The study uses an elegant theoretical and analytical scaffolding centred on governance, issue framing and the creation of this new capacity to explain how the EU handled Brexit. Their approach goes beyond liberal inter-governmental theories about the EU which emphasise the rational interests of states and domestic pressure groups. A crude inter-governmentalism underlies most British Eurosceptical thought, leading to expectations that German carmakers would support Brexit. Instead, they valued the single market’s integrity over British car sales, as did the German government and other potentially sympathetic states. EU membership matters more now, along with a new sense of policy ownership and trust encouraged by Barnier’s scrupulous negotiating transparency.

This approach by the formidably capable EU negotiating team became an effective counterforce to British tactics of divide and rule and cherry-picking applied to the EU and its member-states in pursuit of Brexit claims under May and then against threats to destabilise relations by no-deal brinkmanship under Johnson. The argument is developed in documentary detail through successive stages of the EU-UK talks with excellent tables outlining EU and UK negotiating positions and outcomes and the insights gained from interviews with key figures.

Framing the Irish Border as a European issue for the single market, not a specifically Irish one was a key factor in securing EU solidarity with the Republic.
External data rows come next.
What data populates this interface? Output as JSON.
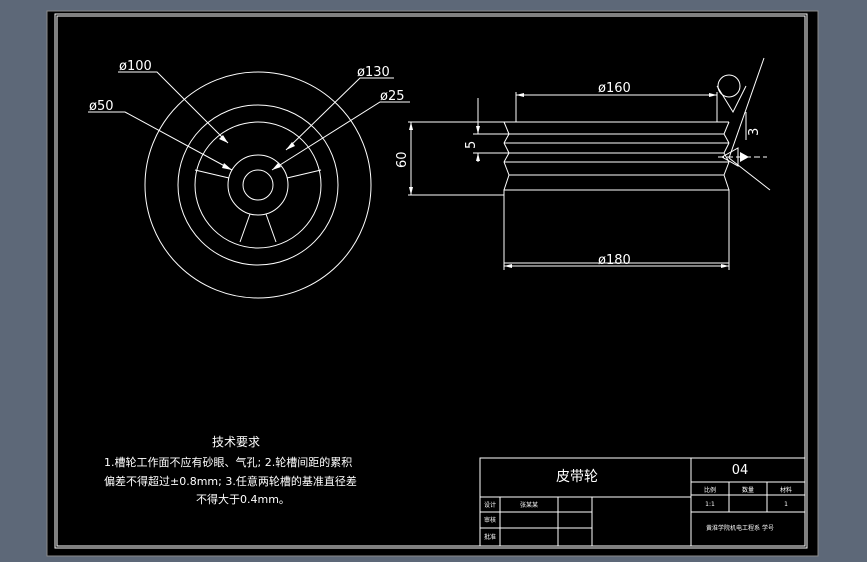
{
  "colors": {
    "viewport_bg": "#5d6878",
    "sheet_bg": "#000000",
    "lines": "#ffffff"
  },
  "front_view": {
    "dim_d100": "ø100",
    "dim_d130": "ø130",
    "dim_d50": "ø50",
    "dim_d25": "ø25"
  },
  "side_view": {
    "dim_d160": "ø160",
    "dim_d180": "ø180",
    "dim_5": "5",
    "dim_60": "60",
    "dim_3": "3"
  },
  "tech_req": {
    "title": "技术要求",
    "line1": "1.槽轮工作面不应有砂眼、气孔; 2.轮槽间距的累积",
    "line2": "偏差不得超过±0.8mm; 3.任意两轮槽的基准直径差",
    "line3": "不得大于0.4mm。"
  },
  "title_block": {
    "part_name": "皮带轮",
    "drawing_no": "04",
    "hdr_a": "比例",
    "hdr_b": "数量",
    "hdr_c": "材料",
    "row_design": "设计",
    "row_check": "审核",
    "row_approve": "批准",
    "signature": "张某某",
    "scale_val": "1:1",
    "qty_val": "1",
    "school": "黄淮学院机电工程系 学号"
  }
}
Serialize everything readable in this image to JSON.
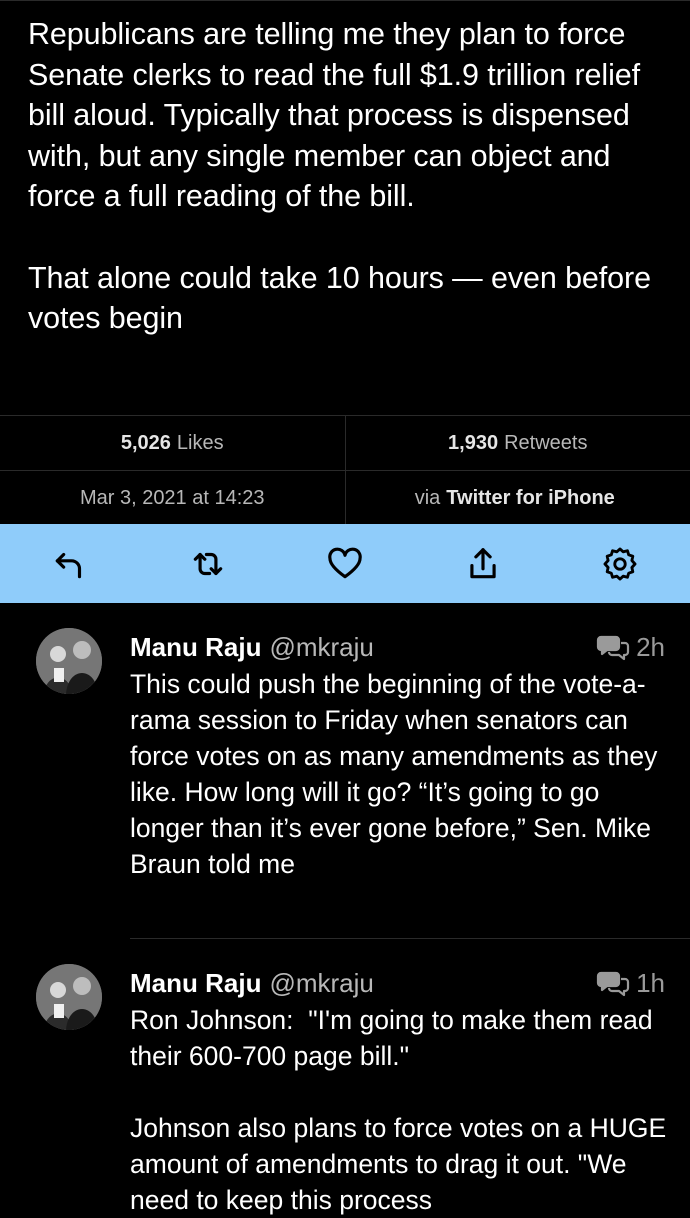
{
  "main_tweet": {
    "text": "Republicans are telling me they plan to force Senate clerks to read the full $1.9 trillion relief bill aloud. Typically that process is dispensed with, but any single member can object and force a full reading of the bill.\n\nThat alone could take 10 hours — even before votes begin"
  },
  "stats": {
    "likes_count": "5,026",
    "likes_label": "Likes",
    "retweets_count": "1,930",
    "retweets_label": "Retweets",
    "date": "Mar 3, 2021 at 14:23",
    "via_label": "via",
    "source": "Twitter for iPhone"
  },
  "toolbar": {
    "background": "#8fccfa",
    "icons": [
      "reply-icon",
      "retweet-icon",
      "like-icon",
      "share-icon",
      "settings-icon"
    ]
  },
  "replies": [
    {
      "name": "Manu Raju",
      "handle": "@mkraju",
      "time": "2h",
      "text": "This could push the beginning of the vote-a-rama session to Friday when senators can force votes on as many amendments as they like. How long will it go? “It’s going to go longer than it’s ever gone before,” Sen. Mike Braun told me"
    },
    {
      "name": "Manu Raju",
      "handle": "@mkraju",
      "time": "1h",
      "text": "Ron Johnson:  \"I'm going to make them read their 600-700 page bill.\"\n\nJohnson also plans to force votes on a HUGE amount of amendments to drag it out. \"We need to keep this process"
    }
  ]
}
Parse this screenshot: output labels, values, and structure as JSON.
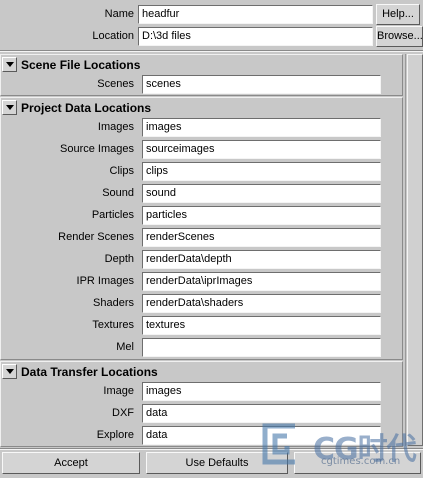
{
  "header": {
    "name_label": "Name",
    "name_value": "headfur",
    "help_button": "Help...",
    "location_label": "Location",
    "location_value": "D:\\3d files",
    "browse_button": "Browse..."
  },
  "sections": {
    "scene": {
      "title": "Scene File Locations",
      "rows": [
        {
          "label": "Scenes",
          "value": "scenes"
        }
      ]
    },
    "project": {
      "title": "Project Data Locations",
      "rows": [
        {
          "label": "Images",
          "value": "images"
        },
        {
          "label": "Source Images",
          "value": "sourceimages"
        },
        {
          "label": "Clips",
          "value": "clips"
        },
        {
          "label": "Sound",
          "value": "sound"
        },
        {
          "label": "Particles",
          "value": "particles"
        },
        {
          "label": "Render Scenes",
          "value": "renderScenes"
        },
        {
          "label": "Depth",
          "value": "renderData\\depth"
        },
        {
          "label": "IPR Images",
          "value": "renderData\\iprImages"
        },
        {
          "label": "Shaders",
          "value": "renderData\\shaders"
        },
        {
          "label": "Textures",
          "value": "textures"
        },
        {
          "label": "Mel",
          "value": ""
        }
      ]
    },
    "transfer": {
      "title": "Data Transfer Locations",
      "rows": [
        {
          "label": "Image",
          "value": "images"
        },
        {
          "label": "DXF",
          "value": "data"
        },
        {
          "label": "Explore",
          "value": "data"
        }
      ]
    }
  },
  "footer": {
    "accept": "Accept",
    "use_defaults": "Use Defaults"
  },
  "watermark": {
    "text": "CG时代",
    "url": "cgtimes.com.cn"
  },
  "icons": {
    "collapse": "collapse-triangle-icon",
    "logo": "cg-logo-icon"
  }
}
From North and South of this island we see a Britain weakened externally and internally by Brexit and exhibiting a loss of the statecraft and capacity to address it that Foster urgently wants to see restored.

Further reading

My Secret Brexit Diary: A Glorious Illusion by Michel Barnier (Cambridge University Press, 2021)

Michel Barnier, the EU’s chief Brexit negotiator, kept a diary of the talks. Although short on insider scoops or scandals it documents them in technical detail, especially how he assembled the team and negotiated. He is astonished at British unpreparedness, aware of their tactics — and especially good on the refusal of Merkel and Macron to take calls from Johnson.

Inside the Deal: How the EU Got Brexit Done by Stefaan De Rynck (Agenda Publishing, 2023)

De Rynck was in charge of communications on Barnier’s team. His book describes the brilliance and skill of the EU side —notably how by controlling the phasing of talks between withdrawal and future relations they dominated the outcome.

Brexit and Ireland: The Dangers, The Opportunities, and the Inside Story of the Irish Response by Tony Connelly (Penguin Ireland, 2018)

A classic of Irish journalism by RTÉ’s Europe editor. His reporting has deserved national and international repute and the book documents vividly the issues at stake for Ireland.

Paul Gillespie

Paul Gillespie

Dr Paul Gillespie is a columnist with and former foreign-policy editor of The Irish Times